  • Automatic, self-winding Swiss caliber Sellita SW200-1
  • Power reserve 38 hours
  • Accuracy -12/+12 s/day

So, as I mentioned earlier the first impression of this watch is weight. This weight disappears when the watch is on the wrist the sensation for my fairly normal 7 1/2 inch wrist was one of comfort. Not only is the bracelet very comfortable the case design allows the watch to sit very well. This is probably due to the short lugs. For their part the short lugs do result in a snug fit should you want to change straps. Another contributing factor is the twin crown case design, with the upper crown operating the inner rotating bezel, there is no central crown that can dig into your wrist. This bezel is a neat design feature seen on several iconic watches such as the Longines Legend Diver, I personally find the traditional rotating bezel more convenient for timing baked potatoes, but this design does look really nice.

It is dfficult to decide which is the feature that makes these watches so interesting. The watch head it self has its distinctive shape then there is the sandwich dial and the subtle cut out tear drop.Then finally in the case of the Nordblad the blue details, the second hand and countdown indices 0 to 15. Lots going on but in no way overdone.
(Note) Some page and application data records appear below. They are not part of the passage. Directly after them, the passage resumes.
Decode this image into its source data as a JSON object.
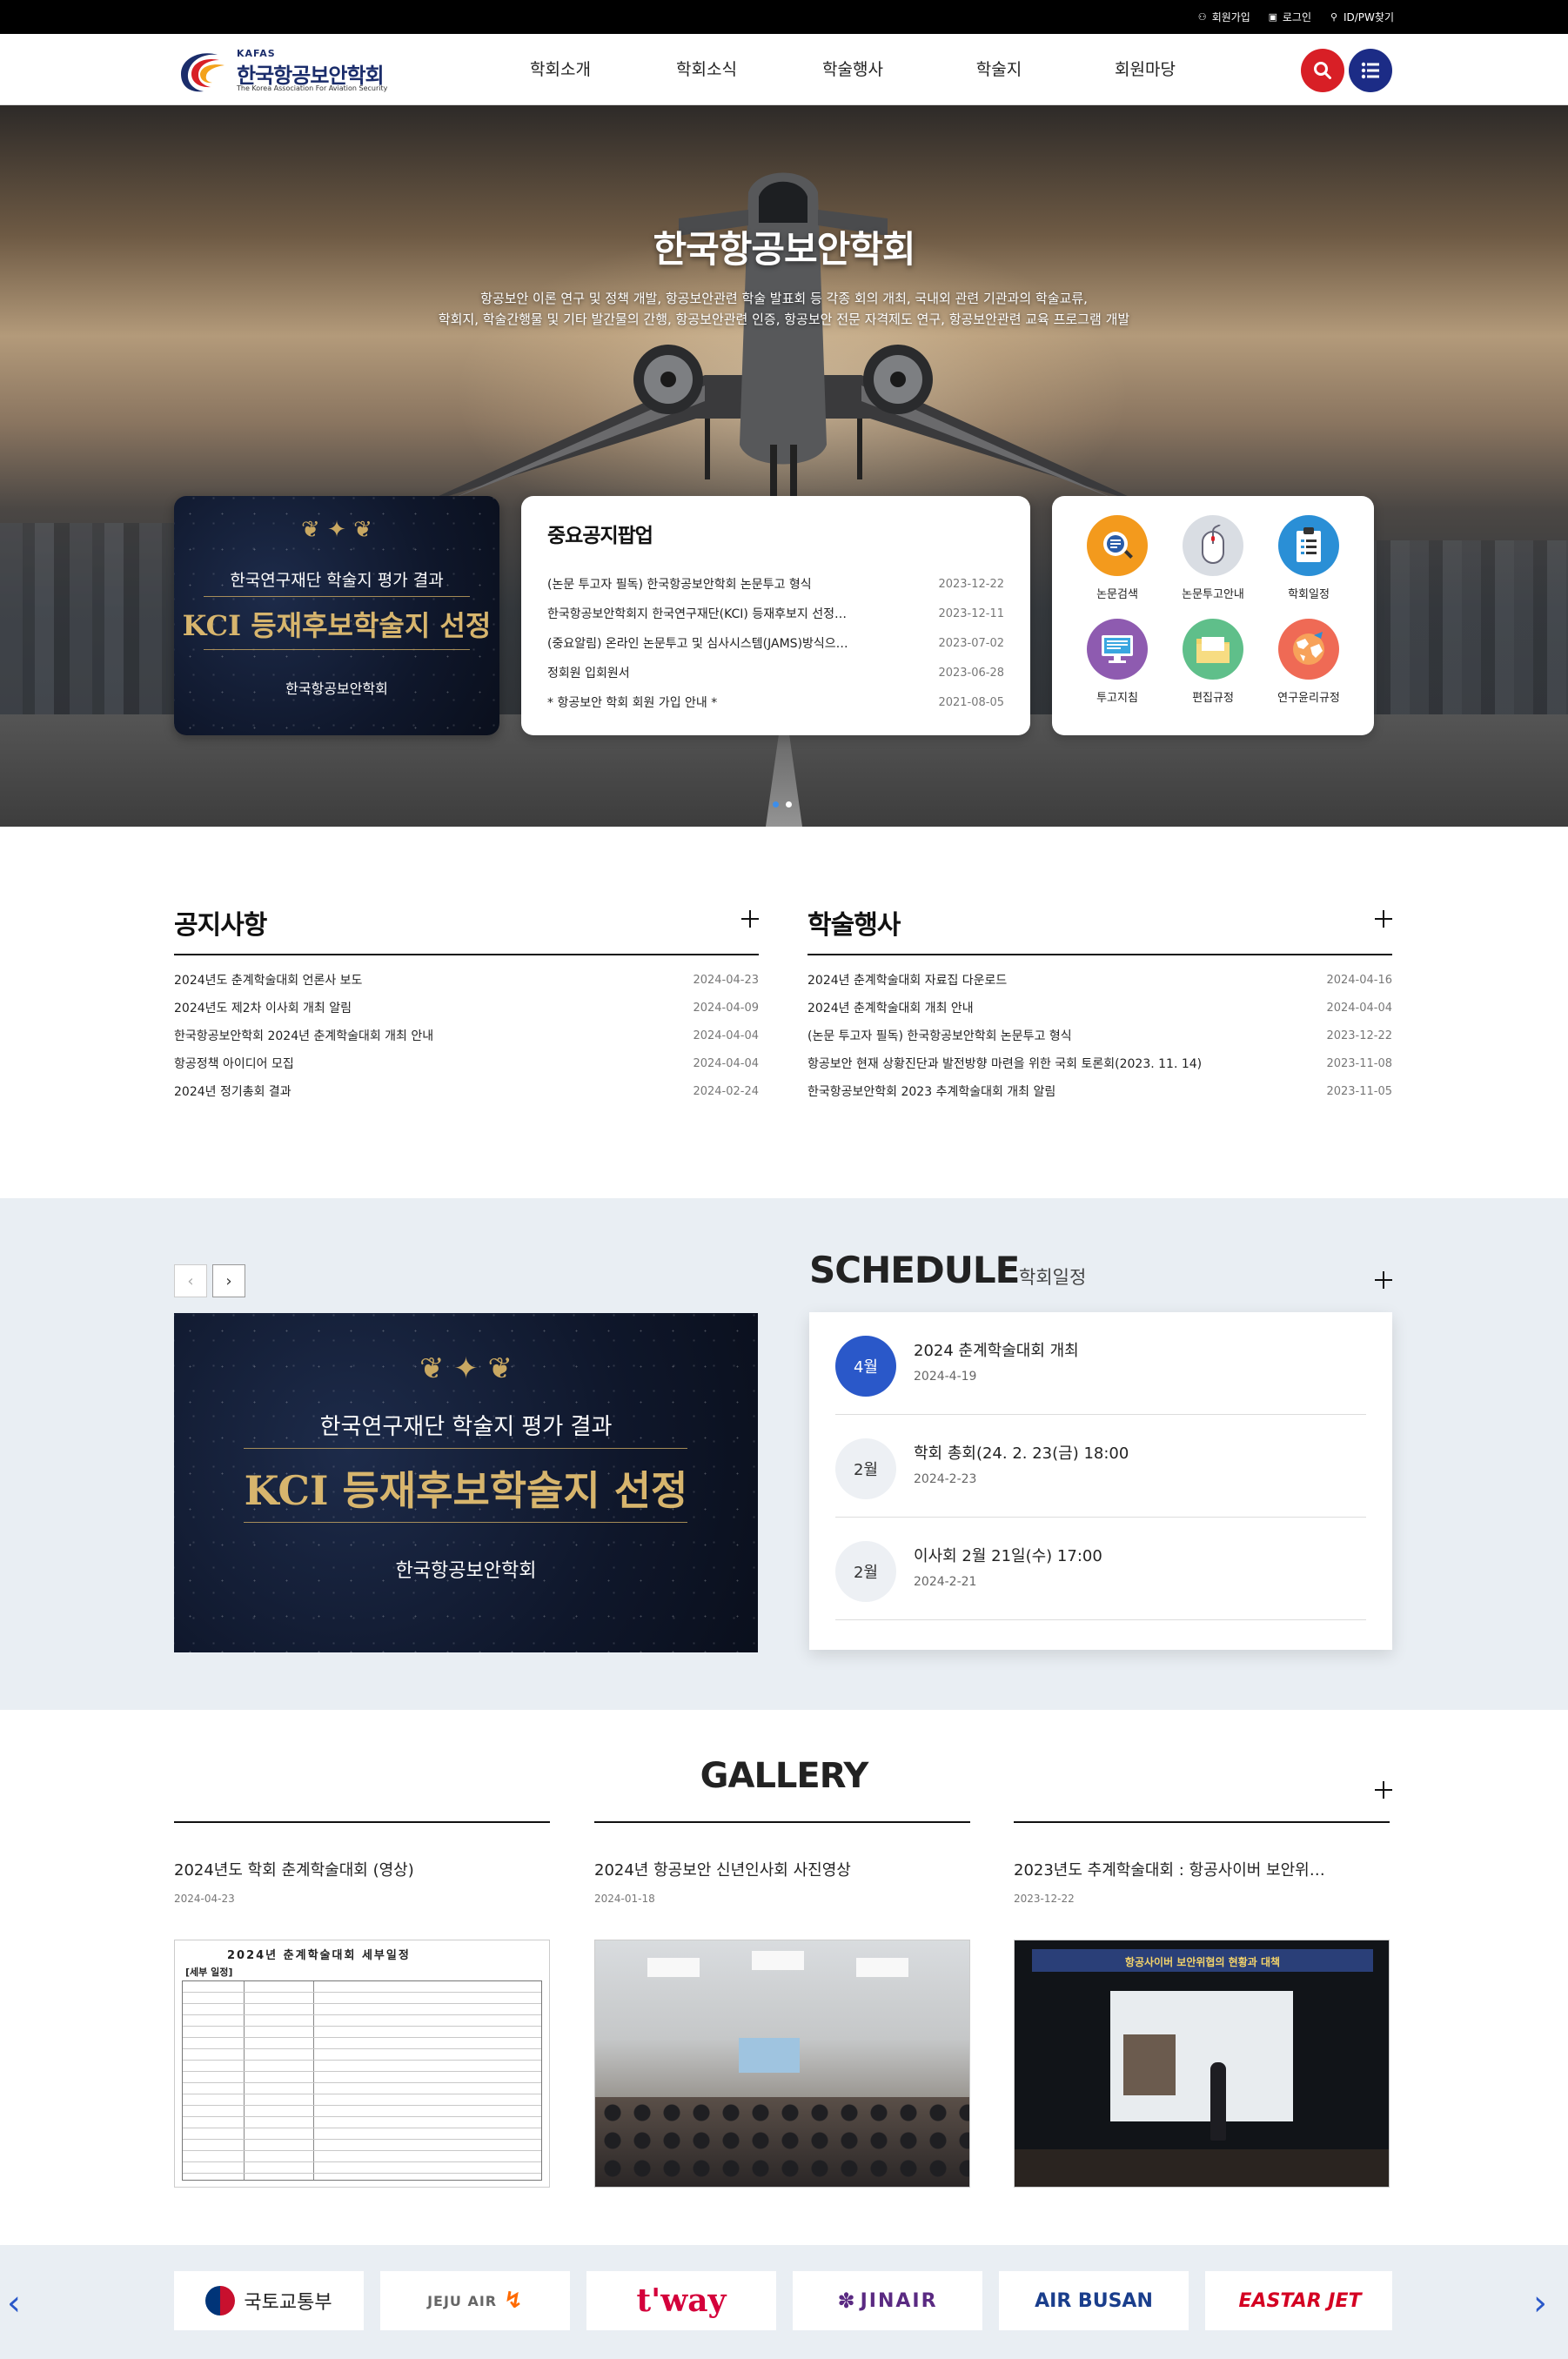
{
  "utility": {
    "join": "회원가입",
    "login": "로그인",
    "find": "ID/PW찾기"
  },
  "logo": {
    "abbr": "KAFAS",
    "name": "한국항공보안학회",
    "english": "The Korea Association For Aviation Security"
  },
  "nav": [
    "학회소개",
    "학회소식",
    "학술행사",
    "학술지",
    "회원마당"
  ],
  "hero": {
    "title": "한국항공보안학회",
    "desc_line1": "항공보안 이론 연구 및 정책 개발, 항공보안관련 학술 발표회 등 각종 회의 개최, 국내외 관련 기관과의 학술교류,",
    "desc_line2": "학회지, 학술간행물 및 기타 발간물의 간행, 항공보안관련 인증, 항공보안 전문 자격제도 연구, 항공보안관련 교육 프로그램 개발"
  },
  "kci_banner": {
    "line1": "한국연구재단 학술지 평가 결과",
    "line2": "KCI 등재후보학술지 선정",
    "line3": "한국항공보안학회"
  },
  "popup": {
    "title": "중요공지팝업",
    "items": [
      {
        "title": "(논문 투고자 필독) 한국항공보안학회 논문투고 형식",
        "date": "2023-12-22"
      },
      {
        "title": "한국항공보안학회지 한국연구재단(KCI) 등재후보지 선정…",
        "date": "2023-12-11"
      },
      {
        "title": "(중요알림) 온라인 논문투고 및 심사시스템(JAMS)방식으…",
        "date": "2023-07-02"
      },
      {
        "title": "정회원 입회원서",
        "date": "2023-06-28"
      },
      {
        "title": "* 항공보안 학회 회원 가입 안내 *",
        "date": "2021-08-05"
      }
    ]
  },
  "quick": [
    {
      "label": "논문검색",
      "icon": "search-document-icon",
      "color": "#f39a1d"
    },
    {
      "label": "논문투고안내",
      "icon": "mouse-icon",
      "color": "#d9dde3"
    },
    {
      "label": "학회일정",
      "icon": "clipboard-icon",
      "color": "#2a8fd6"
    },
    {
      "label": "투고지침",
      "icon": "monitor-icon",
      "color": "#8e5bb0"
    },
    {
      "label": "편집규정",
      "icon": "folder-icon",
      "color": "#5fbf8a"
    },
    {
      "label": "연구윤리규정",
      "icon": "world-map-icon",
      "color": "#ef6a55"
    }
  ],
  "notice": {
    "title": "공지사항",
    "items": [
      {
        "title": "2024년도 춘계학술대회 언론사 보도",
        "date": "2024-04-23"
      },
      {
        "title": "2024년도 제2차 이사회 개최 알림",
        "date": "2024-04-09"
      },
      {
        "title": "한국항공보안학회 2024년 춘계학술대회 개최 안내",
        "date": "2024-04-04"
      },
      {
        "title": "항공정책 아이디어 모집",
        "date": "2024-04-04"
      },
      {
        "title": "2024년 정기총회 결과",
        "date": "2024-02-24"
      }
    ]
  },
  "events": {
    "title": "학술행사",
    "items": [
      {
        "title": "2024년 춘계학술대회 자료집 다운로드",
        "date": "2024-04-16"
      },
      {
        "title": "2024년 춘계학술대회 개최 안내",
        "date": "2024-04-04"
      },
      {
        "title": "(논문 투고자 필독) 한국항공보안학회 논문투고 형식",
        "date": "2023-12-22"
      },
      {
        "title": "항공보안 현재 상황진단과 발전방향 마련을 위한 국회 토론회(2023. 11. 14)",
        "date": "2023-11-08"
      },
      {
        "title": "한국항공보안학회 2023 추계학술대회 개최 알림",
        "date": "2023-11-05"
      }
    ]
  },
  "schedule": {
    "title": "SCHEDULE",
    "subtitle": "학회일정",
    "items": [
      {
        "month": "4월",
        "title": "2024 춘계학술대회 개최",
        "date": "2024-4-19",
        "active": true
      },
      {
        "month": "2월",
        "title": "학회 총회(24. 2. 23(금) 18:00",
        "date": "2024-2-23",
        "active": false
      },
      {
        "month": "2월",
        "title": "이사회 2월 21일(수) 17:00",
        "date": "2024-2-21",
        "active": false
      }
    ]
  },
  "gallery": {
    "title": "GALLERY",
    "items": [
      {
        "title": "2024년도 학회 춘계학술대회 (영상)",
        "date": "2024-04-23"
      },
      {
        "title": "2024년 항공보안 신년인사회 사진영상",
        "date": "2024-01-18"
      },
      {
        "title": "2023년도 추계학술대회 : 항공사이버 보안위…",
        "date": "2023-12-22"
      }
    ],
    "doc_heading": "2024년 춘계학술대회 세부일정",
    "doc_tab": "[세부 일정]",
    "stage_banner": "항공사이버 보안위협의 현황과 대책"
  },
  "partners": [
    {
      "name": "국토교통부",
      "color": "#222222"
    },
    {
      "name": "JEJU AIR",
      "color": "#ff6a00"
    },
    {
      "name": "t'way",
      "color": "#d4003b"
    },
    {
      "name": "JINAIR",
      "color": "#5a2a82"
    },
    {
      "name": "AIR BUSAN",
      "color": "#1a3e8c"
    },
    {
      "name": "EASTAR JET",
      "color": "#d40022"
    }
  ],
  "colors": {
    "accent_red": "#d81f26",
    "accent_navy": "#1c2c86",
    "schedule_active": "#2a58c9"
  }
}
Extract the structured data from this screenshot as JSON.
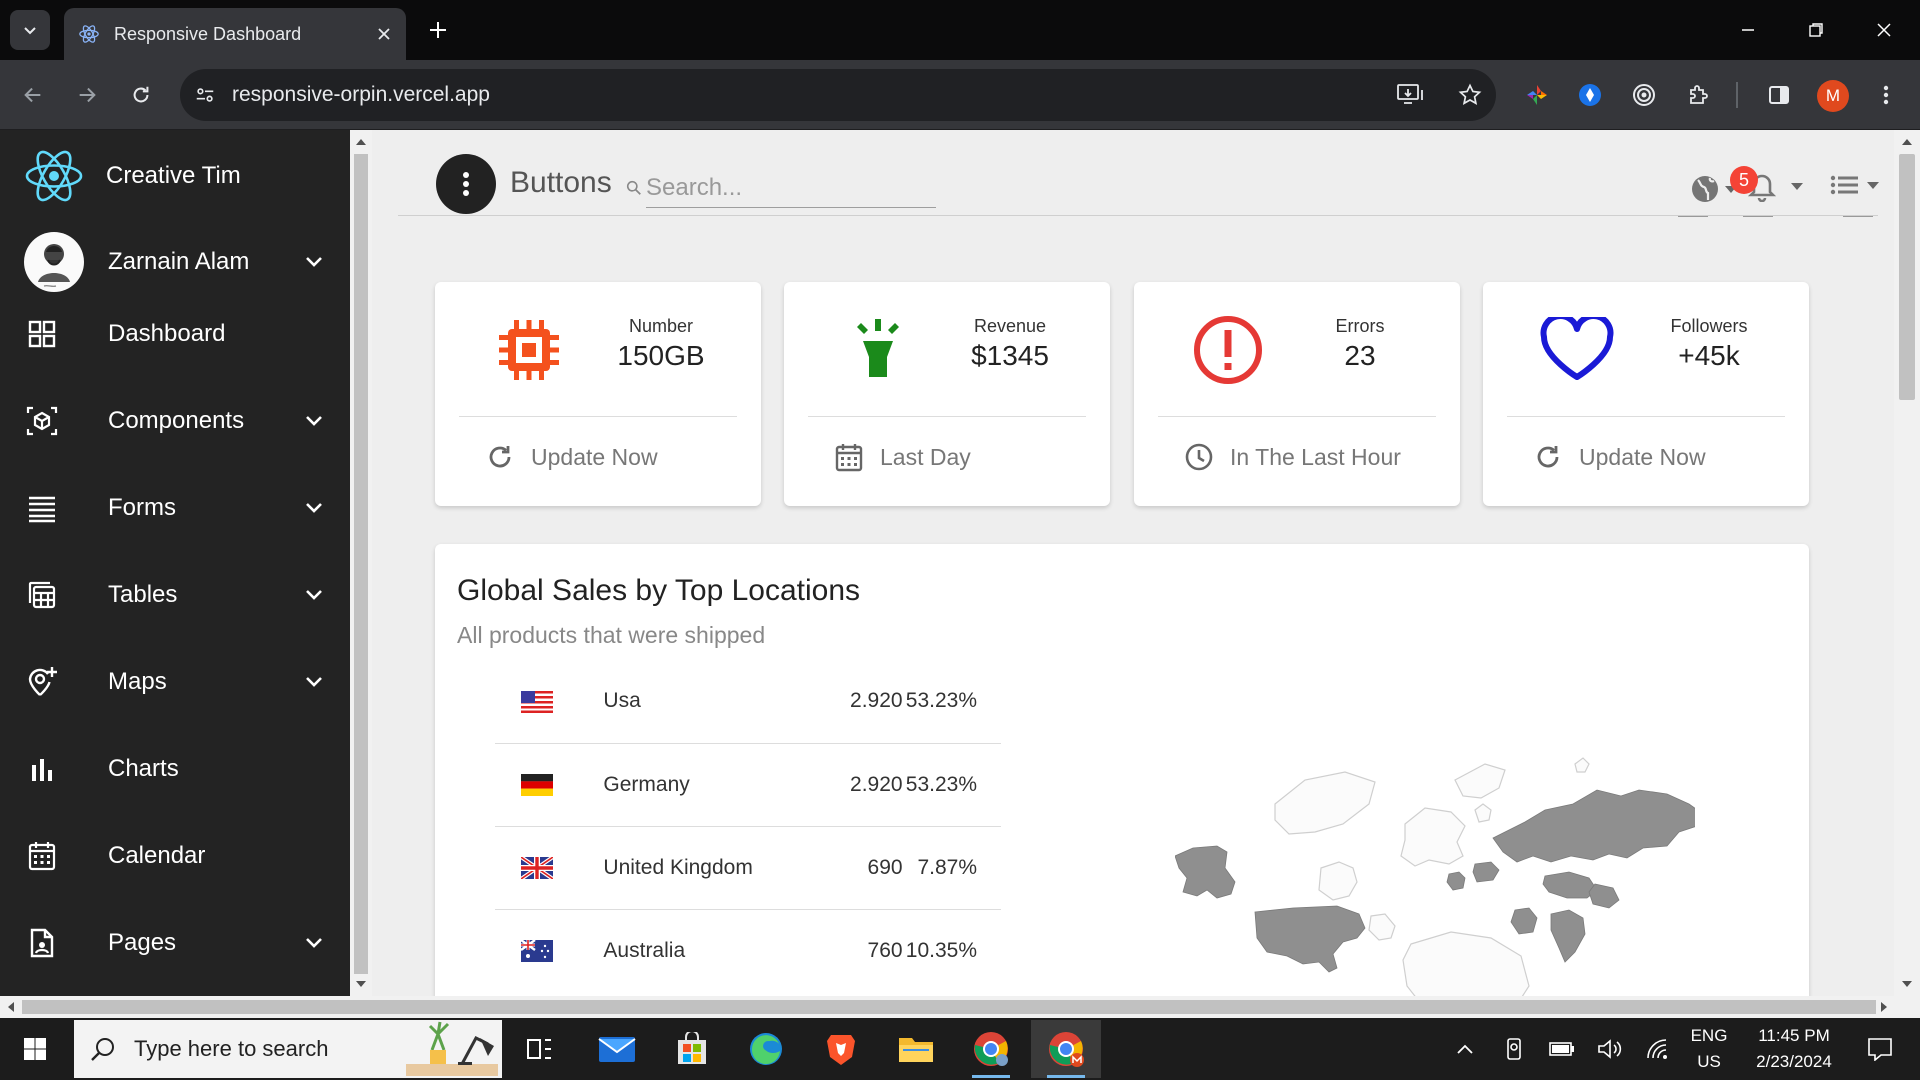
{
  "browser": {
    "tab_title": "Responsive Dashboard",
    "url": "responsive-orpin.vercel.app",
    "profile_initial": "M",
    "profile_color": "#e0491e"
  },
  "sidebar": {
    "brand": "Creative Tim",
    "user": "Zarnain Alam",
    "items": [
      {
        "label": "Dashboard",
        "icon": "dashboard-grid-icon",
        "expandable": false
      },
      {
        "label": "Components",
        "icon": "cube-icon",
        "expandable": true
      },
      {
        "label": "Forms",
        "icon": "list-icon",
        "expandable": true
      },
      {
        "label": "Tables",
        "icon": "table-icon",
        "expandable": true
      },
      {
        "label": "Maps",
        "icon": "map-pin-add-icon",
        "expandable": true
      },
      {
        "label": "Charts",
        "icon": "bar-chart-icon",
        "expandable": false
      },
      {
        "label": "Calendar",
        "icon": "calendar-icon",
        "expandable": false
      },
      {
        "label": "Pages",
        "icon": "page-icon",
        "expandable": true
      }
    ]
  },
  "header": {
    "brand_text": "Buttons",
    "search_placeholder": "Search...",
    "notification_count": "5"
  },
  "stats": [
    {
      "caption": "Number",
      "value": "150GB",
      "footer": "Update Now",
      "icon": "chip-icon",
      "footer_icon": "refresh-icon",
      "color": "#f4511e"
    },
    {
      "caption": "Revenue",
      "value": "$1345",
      "footer": "Last Day",
      "icon": "lightbulb-icon",
      "footer_icon": "calendar-icon",
      "color": "#1b8a1b"
    },
    {
      "caption": "Errors",
      "value": "23",
      "footer": "In The Last Hour",
      "icon": "alert-circle-icon",
      "footer_icon": "clock-icon",
      "color": "#e53935"
    },
    {
      "caption": "Followers",
      "value": "+45k",
      "footer": "Update Now",
      "icon": "heart-icon",
      "footer_icon": "refresh-icon",
      "color": "#1a1ad6"
    }
  ],
  "sales": {
    "title": "Global Sales by Top Locations",
    "subtitle": "All products that were shipped",
    "rows": [
      {
        "country": "Usa",
        "value": "2.920",
        "percent": "53.23%",
        "flag": "us-flag"
      },
      {
        "country": "Germany",
        "value": "2.920",
        "percent": "53.23%",
        "flag": "de-flag"
      },
      {
        "country": "United Kingdom",
        "value": "690",
        "percent": "7.87%",
        "flag": "gb-flag"
      },
      {
        "country": "Australia",
        "value": "760",
        "percent": "10.35%",
        "flag": "au-flag"
      }
    ]
  },
  "taskbar": {
    "search_placeholder": "Type here to search",
    "lang": "ENG",
    "region": "US",
    "time": "11:45 PM",
    "date": "2/23/2024"
  }
}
Then you turn the watch over to find the engraved solid caseback, with the tribute to Johanna Nordblad . Which is as you can see I had a little difficulty photographing.

The Nordblad I had on review was the Sellita powered date edition. It is also available as a “no date” or with the Seiko movement, both date and none. The “Swiss” version on the website for £469, the “Japanese” for an even more reasonable £349.

Now I would like to turn to the”Orange”which as I have already mentoned I straight away on the extra rubber strap. On this strap you instantly notice a difference in weight, which intrigued me so much I had to compare both watches on over kitchen scales. The result of this “scientific” check was 90 grammes on the rubber strap and with the steel almost double that at 175 grammes. Clearly the steel bracelet makes a significant contribution..

The key difference between these two watches is the movement. Both using relaible “work horses”, in the case of this example of the “Orange” it was fitted with the Seiko NH-35A. I expected the automatic rotor in this movement to be noisier than the Sellita but on the wrist you hardly hear it. This then brings me to the display back, Personally I prefer solid case backs especially when the movement being showcased is,sticking to equine terms, a “work horse” rather than a “show pony”.

Then finally there is the most obvious difference, the colour used on the dial and second hand. In this case orange.

Seiko Movement

Automatic, self-winding Japanese caliber Seiko NH35a

Power reserve 41 hours

Accuracy -20/+40 s/day

Of course I need to make a special mention of the distinctive steel bracelet. When I first tried the watch over a beer i was immediately strick by how comfortable it was. As you would expect on a diver’s watch this bracelet is fitted with a useful extension clasp. A non-extending clasp might make the bracelet a little less hefty and let the clasp lie a little flusher.

So conclusions- very impressive.Distinctive and well made, at a very reasonable price. My personal choice of varient would be no date, solid caseback with Sellita movement. Maybe on the NATO strap which unfortunately only tried in the pub.